A university spokesperson declined to comment other than to confirm the investigation has concluded. A graduate student at Leiden University who spoke to Science on condition of anonymity says the university encouraged Leiden Observatory staff and students not to speak to the media and to direct requests to the university spokesperson.
De Zeeuw is a “major figure” in astronomy, Clements says. He was appointed as a professor at Leiden University in 1990, became director of the Leiden Observatory in 2003, and was director general of ESO, a 16-member intergovernmental organization that operates some of the world’s most advanced telescopes in Chile, from 2007 to 2017. His own research focuses on the formation of galaxies, as well as their structure and dynamics.
According to NRC, four women at the observatory in May shared their complaints about De Zeeuw with the dean of the Faculty of Science, who reported the case to the Executive Board the same day. The board suspended De Zeeuw pending an investigation by the university’s Complaints Committee for Unacceptable Behaviour, which issued its verdict last week.
Several sources who asked to remain anonymous told Science that De Zeeuw has a reputation for being “power hungry” and for behaving “weirdly” around women, with reports of inappropriate behavior stretching back decades. An astronomer who worked at ESO as a graduate student while De Zeeuw led the institute says he was flirtatious and sexual with her and inappropriately touched her in social settings, including running his hand down her back and hugging her from behind. The researcher says the behavior was not egregious enough that she felt she could report it, but she discussed it with fellow students and other women and found that others had similar experiences. “He had no power over me directly as an individual,” she says. “I’m very grateful for that.”

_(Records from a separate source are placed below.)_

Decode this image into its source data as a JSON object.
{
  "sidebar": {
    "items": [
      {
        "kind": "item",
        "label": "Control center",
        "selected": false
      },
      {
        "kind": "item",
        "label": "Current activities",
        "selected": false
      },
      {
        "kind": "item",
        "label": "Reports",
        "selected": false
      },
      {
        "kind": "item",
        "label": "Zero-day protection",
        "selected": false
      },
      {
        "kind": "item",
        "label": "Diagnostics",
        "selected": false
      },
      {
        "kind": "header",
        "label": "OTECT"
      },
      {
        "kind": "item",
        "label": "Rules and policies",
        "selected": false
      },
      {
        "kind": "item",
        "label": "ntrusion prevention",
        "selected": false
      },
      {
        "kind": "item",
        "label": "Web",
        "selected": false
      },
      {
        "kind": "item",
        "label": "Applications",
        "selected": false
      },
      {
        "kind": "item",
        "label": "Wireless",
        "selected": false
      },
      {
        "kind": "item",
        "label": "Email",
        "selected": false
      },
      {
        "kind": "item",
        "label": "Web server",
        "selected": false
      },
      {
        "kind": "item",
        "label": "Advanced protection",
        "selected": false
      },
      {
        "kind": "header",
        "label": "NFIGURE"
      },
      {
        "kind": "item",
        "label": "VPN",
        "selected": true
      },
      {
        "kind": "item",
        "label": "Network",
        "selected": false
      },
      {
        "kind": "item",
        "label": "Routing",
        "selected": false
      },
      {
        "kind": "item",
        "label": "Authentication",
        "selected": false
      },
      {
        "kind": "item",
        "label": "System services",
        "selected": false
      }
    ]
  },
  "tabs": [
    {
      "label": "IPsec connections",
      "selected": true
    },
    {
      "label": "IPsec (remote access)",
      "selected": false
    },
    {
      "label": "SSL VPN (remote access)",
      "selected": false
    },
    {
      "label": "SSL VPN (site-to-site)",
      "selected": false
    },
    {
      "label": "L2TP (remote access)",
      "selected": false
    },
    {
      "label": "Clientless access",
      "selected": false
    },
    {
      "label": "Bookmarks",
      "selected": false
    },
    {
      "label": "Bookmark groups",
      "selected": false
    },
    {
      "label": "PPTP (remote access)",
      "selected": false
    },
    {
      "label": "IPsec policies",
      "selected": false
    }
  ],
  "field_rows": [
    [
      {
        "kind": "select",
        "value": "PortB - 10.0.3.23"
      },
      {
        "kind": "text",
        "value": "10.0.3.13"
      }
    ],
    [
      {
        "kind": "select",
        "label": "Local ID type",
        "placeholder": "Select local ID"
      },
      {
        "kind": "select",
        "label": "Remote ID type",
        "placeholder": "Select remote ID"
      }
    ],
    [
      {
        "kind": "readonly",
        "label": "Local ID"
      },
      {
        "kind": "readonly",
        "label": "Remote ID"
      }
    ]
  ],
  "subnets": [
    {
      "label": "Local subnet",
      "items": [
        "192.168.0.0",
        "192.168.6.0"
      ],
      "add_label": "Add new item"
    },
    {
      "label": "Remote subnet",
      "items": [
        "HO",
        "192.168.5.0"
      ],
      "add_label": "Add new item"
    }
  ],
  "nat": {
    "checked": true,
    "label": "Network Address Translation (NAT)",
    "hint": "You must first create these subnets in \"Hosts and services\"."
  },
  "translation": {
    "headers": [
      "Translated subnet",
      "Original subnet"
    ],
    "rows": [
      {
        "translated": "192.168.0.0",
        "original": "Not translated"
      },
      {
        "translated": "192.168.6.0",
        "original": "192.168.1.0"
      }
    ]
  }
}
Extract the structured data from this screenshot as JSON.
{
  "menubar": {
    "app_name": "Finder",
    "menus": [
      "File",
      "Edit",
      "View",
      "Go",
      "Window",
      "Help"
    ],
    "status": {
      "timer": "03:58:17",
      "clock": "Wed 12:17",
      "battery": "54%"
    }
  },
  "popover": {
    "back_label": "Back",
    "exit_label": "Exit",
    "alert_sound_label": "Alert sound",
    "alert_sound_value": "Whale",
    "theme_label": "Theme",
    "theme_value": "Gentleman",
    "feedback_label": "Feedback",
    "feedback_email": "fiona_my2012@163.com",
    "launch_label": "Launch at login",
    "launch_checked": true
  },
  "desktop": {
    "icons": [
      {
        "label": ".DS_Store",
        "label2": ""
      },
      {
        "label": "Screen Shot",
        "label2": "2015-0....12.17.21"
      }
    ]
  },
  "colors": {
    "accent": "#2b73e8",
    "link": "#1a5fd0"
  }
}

Another woman who worked closely with De Zeeuw as a junior astrophysicist at ESO more than a decade ago says he used demeaning language, such as calling her a “good girl,” and that she frequently felt uncomfortable when she was alone in the office with him. Although she considers her own experience to be relatively mild, she was not surprised to hear about the independent panel’s findings. She says the belittling and intimidating behavior described by Leiden University was “just another little step from his general demeanor.”
An ESO press officer declined to say whether ESO, which is headquartered near Munich, ever received similar complaints. But a later public statement from ESO reported that the organization had banned De Zeeuw from its premises, and would revoke access to his IT account.
In her column, Ottow acknowledged that the university had received signals about De Zeeuw’s behavior before this spring. “It was noticed but regrettably, not enough was done about it,” she wrote. “For this to have gone on for so long means that the work environment was not safe enough.”
Ignas Snellen, who was appointed scientific director of the Leiden Observatory shortly after the investigation began, is taking the matter very seriously and is “trying to clean up the mess,” one researcher told Science. He “is really trying to be on the right side of this, but he is completely hemmed in by legalities.” Snellen declined to comment. In an email to staff members seen by Science, he wrote that “we need to ensure that unacceptable behaviour is addressed sooner in the future” and that the institute would clarify its procedures and provide training where needed.
Update, 26 October, 4:10 p.m.: This story has been updated to include a public statement from ESO.